Nevada’s legislature just passed legislation to launch the nation’s most expansive Education Savings Account program.
Pascal-Emmanuel Gobry recently wrote an article in the National Review entitled: “The Way Forward for School Choice — It’s Not Vouchers.”
What is the way forward according to Gobry? Education Savings Accounts.
But the bottom line is that true school choice involves not just your choice of school, but your choice of schooling. Vouchers would change what a school would look like. K–12 spending accounts would change what schooling would look like.
We don’t know if Education Savings Accounts will work. They might or they might not. But I’d like to find out.
So my advice to leaders in Nevada is simple: beware of fuck-ups that will derail the program.
Perhaps the greatest threats to deregulation are high-profile mishaps that turn public opinion against the effort.
While there’s much I like about Education Savings Accounts, it’s not difficult for me to come up with a story where Education Savings Accounts are a total disaster.
Leaders in Nevada need to understand this. They need to sweat implementation. They need to protect against worst case scenarios.
Even the most ardent libertarians should understand that policies are not judged by their potential or actual utility; they are judged by the theater of public opinion.
Here’s some details of the funding of Nevada’s Education Savings Account program:
- For children with disabilities or students from families with incomes less than 185 percent of the federal poverty level ($44,863 for a family of four), students will receive 100 percent of the statewide per-pupil, or around $5,700.
- For families with incomes exceeding 185 percent of the federal poverty level, the funding amount is 90 percent of the statewide average basic support per pupil, or around $5,100.
The funding can be used for just about anything education related, including:
- Tuition and fees at an approved private school;
- Tutoring or other services provided by a tutor or tutoring facility that is a participating entity;
- Tuition and fees for a distance learning program;
- Fees for any special instruction or special services if the child is a pupil with a disability;
- Fees and tuition for a college or university in Nevada if that student utilizes those expenses for dual credit.
Another way to think about the roll-out of an Education Savings Account program is that is a race between educators and charlatans.
Charlatans can move quickly.

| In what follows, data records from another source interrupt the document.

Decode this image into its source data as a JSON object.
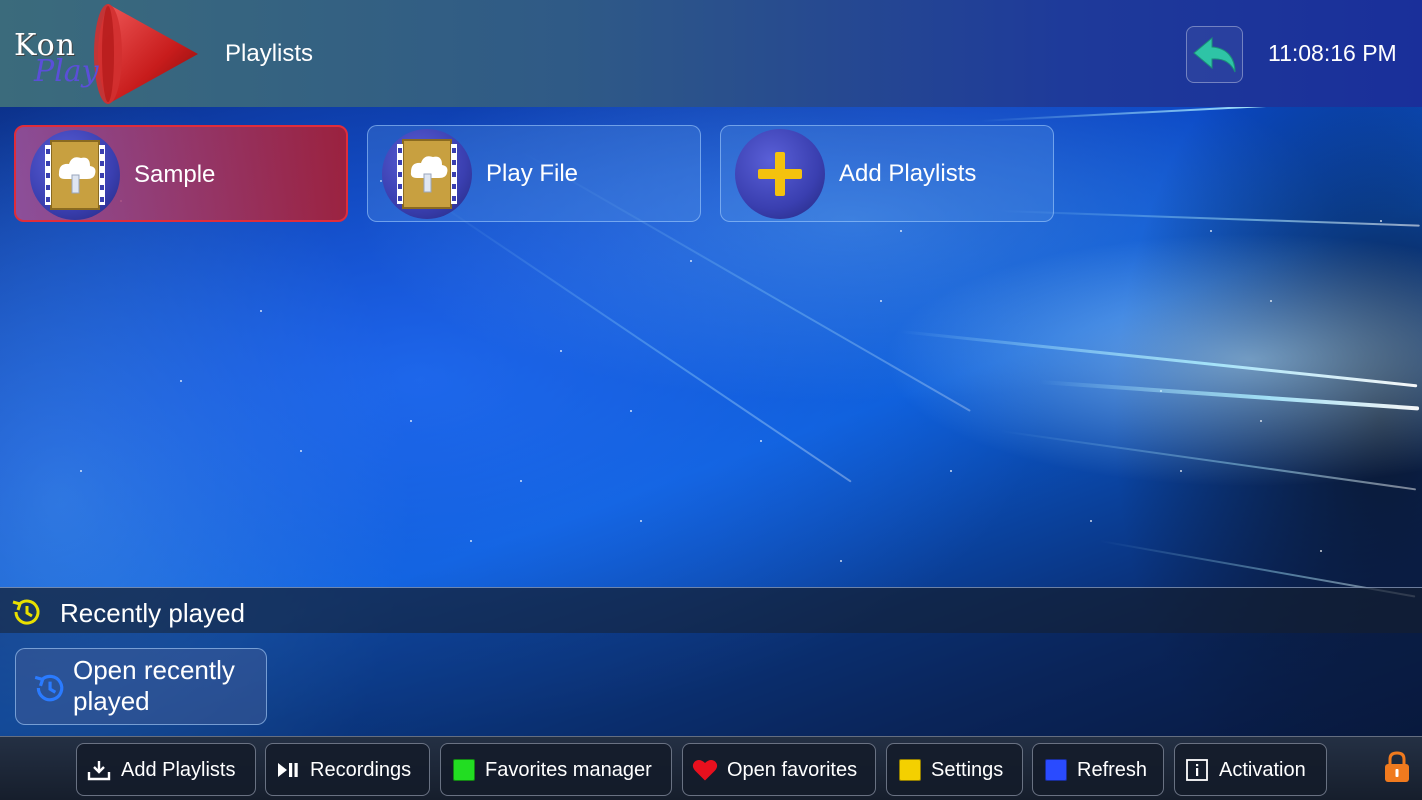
{
  "header": {
    "logo_text_top": "Kon",
    "logo_text_bottom": "Play",
    "title": "Playlists",
    "back_icon": "back-arrow-icon",
    "clock": "11:08:16 PM"
  },
  "playlists": [
    {
      "label": "Sample",
      "icon": "playlist-file-icon",
      "selected": true
    },
    {
      "label": "Play File",
      "icon": "playlist-file-icon",
      "selected": false
    },
    {
      "label": "Add Playlists",
      "icon": "plus-icon",
      "selected": false
    }
  ],
  "recent": {
    "title": "Recently played",
    "open_button": "Open recently played"
  },
  "toolbar": {
    "add_playlists": "Add Playlists",
    "recordings": "Recordings",
    "favorites_manager": "Favorites manager",
    "open_favorites": "Open favorites",
    "settings": "Settings",
    "refresh": "Refresh",
    "activation": "Activation"
  },
  "colors": {
    "selected_tile": "#a8263a",
    "favorites_green": "#22dd22",
    "favorites_heart": "#e8101e",
    "settings_yellow": "#f4d000",
    "refresh_blue": "#2a4bff",
    "plus_yellow": "#f4c20d",
    "back_arrow": "#2ec4a6",
    "lock_orange": "#f07a1e"
  }
}
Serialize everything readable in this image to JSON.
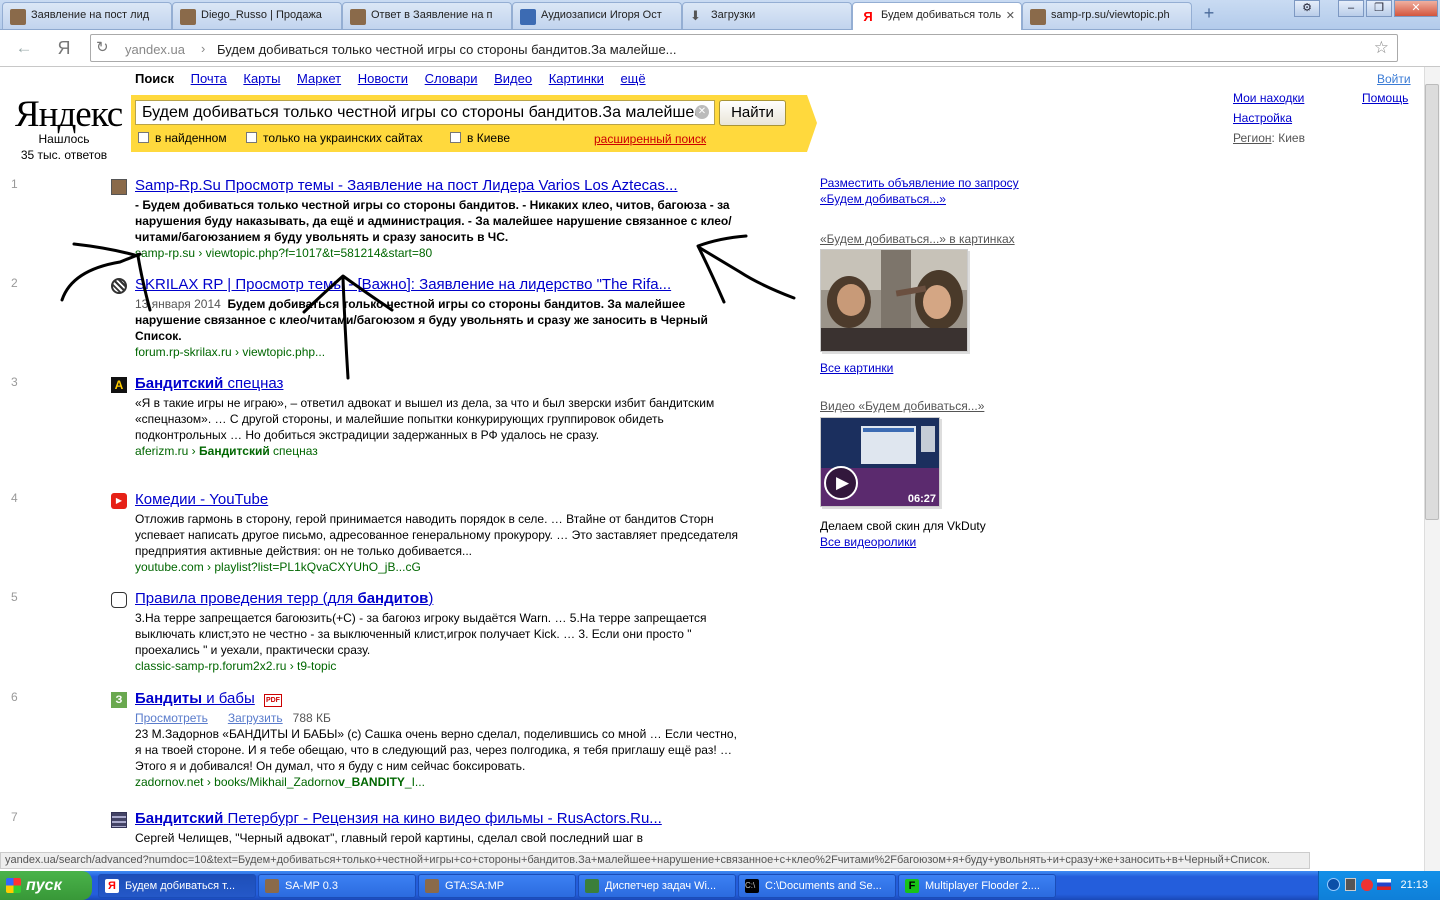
{
  "browser": {
    "tabs": [
      {
        "label": "Заявление на пост лид",
        "active": false
      },
      {
        "label": "Diego_Russo | Продажа",
        "active": false
      },
      {
        "label": "Ответ в Заявление на п",
        "active": false
      },
      {
        "label": "Аудиозаписи Игоря Ост",
        "active": false
      },
      {
        "label": "Загрузки",
        "active": false
      },
      {
        "label": "Будем добиваться толь",
        "active": true
      },
      {
        "label": "samp-rp.su/viewtopic.ph",
        "active": false
      }
    ],
    "url_host": "yandex.ua",
    "url_separator": "›",
    "url_path": "Будем добиваться только честной игры со стороны бандитов.За малейше..."
  },
  "yandex": {
    "logo": "Яндекс",
    "found": "Нашлось",
    "found_count": "35 тыс. ответов",
    "services": [
      "Поиск",
      "Почта",
      "Карты",
      "Маркет",
      "Новости",
      "Словари",
      "Видео",
      "Картинки",
      "ещё"
    ],
    "search_query": "Будем добиваться только честной игры со стороны бандитов.За малейшее",
    "search_button": "Найти",
    "checkboxes": [
      "в найденном",
      "только на украинских сайтах",
      "в Киеве"
    ],
    "advanced_search": "расширенный поиск",
    "login": "Войти",
    "my_finds": "Мои находки",
    "help": "Помощь",
    "settings": "Настройка",
    "region_label": "Регион",
    "region_value": ": Киев"
  },
  "results": [
    {
      "num": "1",
      "title": "Samp-Rp.Su Просмотр темы - Заявление на пост Лидера Varios Los Aztecas..."
    },
    {
      "num": "2",
      "title": "SKRILAX RP | Просмотр темы - [Важно]: Заявление на лидерство \"The Rifa..."
    },
    {
      "num": "3",
      "title_b": "Бандитский",
      "title_rest": " спецназ",
      "url_host": "aferizm.ru",
      "url_rest_b": "Бандитский",
      "url_rest": " спецназ"
    },
    {
      "num": "4",
      "title": "Комедии - YouTube",
      "url": "youtube.com › playlist?list=PL1kQvaCXYUhO_jB...cG"
    },
    {
      "num": "5",
      "title_a": "Правила проведения терр (для ",
      "title_b": "бандитов",
      "title_c": ")",
      "url": "classic-samp-rp.forum2x2.ru › t9-topic"
    },
    {
      "num": "6",
      "title_b": "Бандиты",
      "title_rest": " и бабы",
      "view": "Просмотреть",
      "download": "Загрузить",
      "size": "788 КБ"
    },
    {
      "num": "7",
      "title_b": "Бандитский",
      "title_rest": " Петербург - Рецензия на кино видео фильмы - RusActors.Ru..."
    }
  ],
  "snippets": {
    "r1": "- Будем добиваться только честной игры со стороны бандитов. - Никаких клео, читов, багоюза - за нарушения буду наказывать, да ещё и администрация. - За малейшее нарушение связанное с клео/читами/багоюзанием я буду увольнять и сразу заносить в ЧС.",
    "r1_url": "samp-rp.su › viewtopic.php?f=1017&t=581214&start=80",
    "r2_date": "13 января 2014",
    "r2": "Будем добиваться только честной игры со стороны бандитов. За малейшее нарушение связанное с клео/читами/багоюзом я буду увольнять и сразу же заносить в Черный Список.",
    "r2_url": "forum.rp-skrilax.ru › viewtopic.php...",
    "r3": "«Я в такие игры не играю», – ответил адвокат и вышел из дела, за что и был зверски избит бандитским «спецназом». … С другой стороны, и малейшие попытки конкурирующих группировок обидеть подконтрольных … Но добиться экстрадиции задержанных в РФ удалось не сразу.",
    "r4": "Отложив гармонь в сторону, герой принимается наводить порядок в селе. … Втайне от бандитов Сторн успевает написать другое письмо, адресованное генеральному прокурору. … Это заставляет председателя предприятия активные действия: он не только добивается...",
    "r5": "3.На терре запрещается багоюзить(+С) - за багоюз игроку выдаётся Warn. … 5.На терре запрещается выключать клист,это не честно - за выключенный клист,игрок получает Kick. … 3. Если они просто \" проехались \" и уехали, практически сразу.",
    "r6": "23 М.Задорнов «БАНДИТЫ И БАБЫ» (с) Сашка очень верно сделал, поделившись со мной … Если честно, я на твоей стороне. И я тебе обещаю, что в следующий раз, через полгодика, я тебя приглашу ещё раз! … Этого я и добивался! Он думал, что я буду с ним сейчас боксировать.",
    "r6_url_a": "zadornov.net › books/Mikhail_Zadorno",
    "r6_url_b": "v_BANDITY",
    "r6_url_c": "_I...",
    "r7": "Сергей Челищев, \"Черный адвокат\", главный герой картины, сделал свой последний шаг в"
  },
  "right_column": {
    "ad_line1": "Разместить объявление по запросу",
    "ad_line2": "«Будем добиваться...»",
    "images_title": "«Будем добиваться...» в картинках",
    "all_images": "Все картинки",
    "video_title": "Видео «Будем добиваться...»",
    "video_duration": "06:27",
    "video_caption": "Делаем свой скин для VkDuty",
    "all_videos": "Все видеоролики"
  },
  "status_bar": "yandex.ua/search/advanced?numdoc=10&text=Будем+добиваться+только+честной+игры+со+стороны+бандитов.За+малейшее+нарушение+связанное+с+клео%2Fчитами%2Fбагоюзом+я+буду+увольнять+и+сразу+же+заносить+в+Черный+Список.",
  "taskbar": {
    "start": "пуск",
    "tasks": [
      "Будем добиваться т...",
      "SA-MP 0.3",
      "GTA:SA:MP",
      "Диспетчер задач Wi...",
      "C:\\Documents and Se...",
      "Multiplayer Flooder 2...."
    ],
    "clock": "21:13"
  },
  "colors": {
    "link": "#0000cc",
    "url_green": "#006600",
    "search_band": "#ffd93d",
    "logo_red": "#ff0000",
    "taskbar_blue": "#245edc",
    "start_green": "#389838"
  }
}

They can create tutoring programs with fancy websites, a great sales team, and a terrible product.
Educators, especially in an immature market without provider capacity, will move slower. It will take time for educators to become entrepreneurs, to take risks, to iterate their way into creating education products that can work under the new policy regime.
My strong prediction is that over the long-term educators will create incredibly innovative methods of schooling that can harness the flexibility of Education Savings Accounts.

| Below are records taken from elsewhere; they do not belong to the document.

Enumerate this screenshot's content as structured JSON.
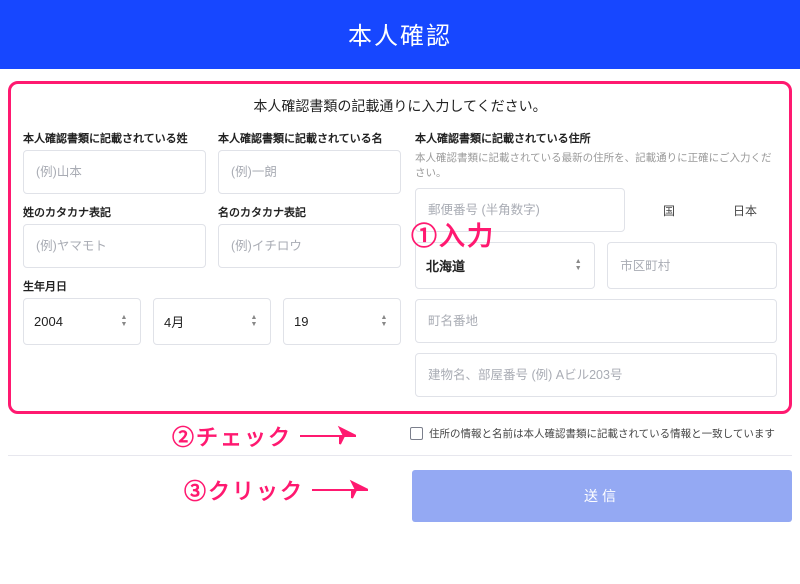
{
  "header": {
    "title": "本人確認"
  },
  "instruction": "本人確認書類の記載通りに入力してください。",
  "left": {
    "lastName": {
      "label": "本人確認書類に記載されている姓",
      "placeholder": "(例)山本"
    },
    "firstName": {
      "label": "本人確認書類に記載されている名",
      "placeholder": "(例)一朗"
    },
    "lastKana": {
      "label": "姓のカタカナ表記",
      "placeholder": "(例)ヤマモト"
    },
    "firstKana": {
      "label": "名のカタカナ表記",
      "placeholder": "(例)イチロウ"
    },
    "dob": {
      "label": "生年月日",
      "year": "2004",
      "month": "4月",
      "day": "19"
    }
  },
  "right": {
    "addressLabel": "本人確認書類に記載されている住所",
    "addressNote": "本人確認書類に記載されている最新の住所を、記載通りに正確にご入力ください。",
    "postalPlaceholder": "郵便番号 (半角数字)",
    "countryLabel": "国",
    "countryValue": "日本",
    "prefecture": "北海道",
    "cityPlaceholder": "市区町村",
    "streetPlaceholder": "町名番地",
    "buildingPlaceholder": "建物名、部屋番号 (例) Aビル203号"
  },
  "check": {
    "label": "住所の情報と名前は本人確認書類に記載されている情報と一致しています"
  },
  "submit": {
    "label": "送信"
  },
  "annotations": {
    "step1": "①入力",
    "step2": "②チェック",
    "step3": "③クリック"
  }
}
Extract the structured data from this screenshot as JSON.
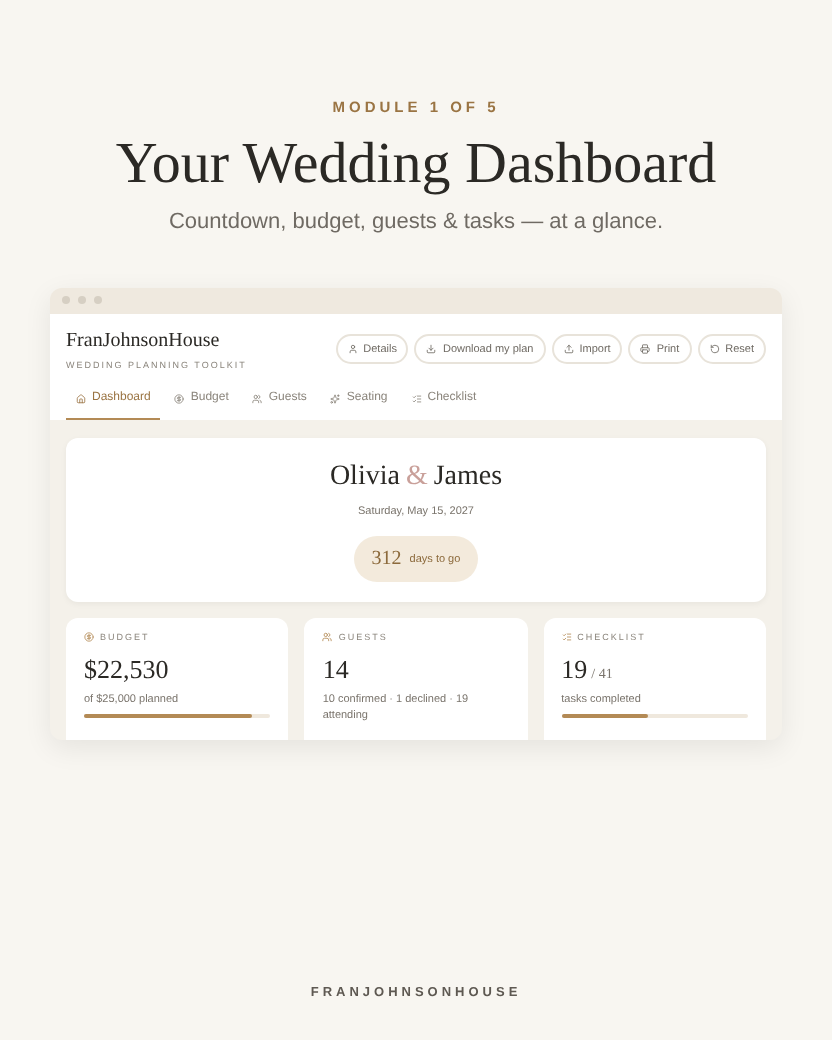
{
  "eyebrow": "MODULE 1 OF 5",
  "title": "Your Wedding Dashboard",
  "subtitle": "Countdown, budget, guests & tasks — at a glance.",
  "app": {
    "brand": "FranJohnsonHouse",
    "tagline": "WEDDING PLANNING TOOLKIT",
    "actions": [
      {
        "kind": "details",
        "label": "Details"
      },
      {
        "kind": "download",
        "label": "Download my plan"
      },
      {
        "kind": "import",
        "label": "Import"
      },
      {
        "kind": "print",
        "label": "Print"
      },
      {
        "kind": "reset",
        "label": "Reset"
      }
    ],
    "tabs": [
      {
        "kind": "home",
        "label": "Dashboard",
        "selected": true
      },
      {
        "kind": "budget",
        "label": "Budget",
        "selected": false
      },
      {
        "kind": "guests",
        "label": "Guests",
        "selected": false
      },
      {
        "kind": "seating",
        "label": "Seating",
        "selected": false
      },
      {
        "kind": "checklist",
        "label": "Checklist",
        "selected": false
      }
    ],
    "hero": {
      "name1": "Olivia",
      "ampersand": "&",
      "name2": "James",
      "date": "Saturday, May 15, 2027",
      "days": "312",
      "days_label": "days to go"
    },
    "stats": [
      {
        "kind": "budget",
        "label": "BUDGET",
        "value": "$22,530",
        "note": "of $25,000 planned",
        "level": 0.9
      },
      {
        "kind": "guests",
        "label": "GUESTS",
        "value": "14",
        "note": "10 confirmed · 1 declined · 19 attending"
      },
      {
        "kind": "checklist",
        "label": "CHECKLIST",
        "value": "19",
        "of": "/ 41",
        "note": "tasks completed",
        "level": 0.46
      }
    ]
  },
  "footer": "FRANJOHNSONHOUSE"
}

But if they lose the race to charlatans, they might never have the chance to create these products: public backlash could kill the program; consumer stickiness could make it very difficult to recapture market share; weak information could make it difficult to distinguish between good and mediocre products.
Another way to think about Education Savings Account is that they pit consumer irrationality versus government inefficiency.
I’ve had many, many conversations with parents about education and they are often very wrong about issues where there is a strong research base that points in one direction.
I’ve also witnessed many, many school districts that make incredibly poor decisions about resources, time, and instruction.
In the short-term, there is no Nirvana here. This is, in part, why I’ve been drawn to charters: they allow for both educational expertise (charter founders) and choice (families selecting schools).
However, charters are still a tightly regulated and narrowly defined educational vehicle, and I understand their limitations.
This is why I’m excited about Education Savings Accounts.
Over time, I’m fairly confident that families will become better consumers faster than government monopolies will become excellent providers of education.
But you’re fooling yourself if you think either side is starting from a great place.
To summarize the above: regulate your deregulation.
Nevada has a chance to be a part moving our nation forward by creating the educational sector of the future.
But they need to get the early years right.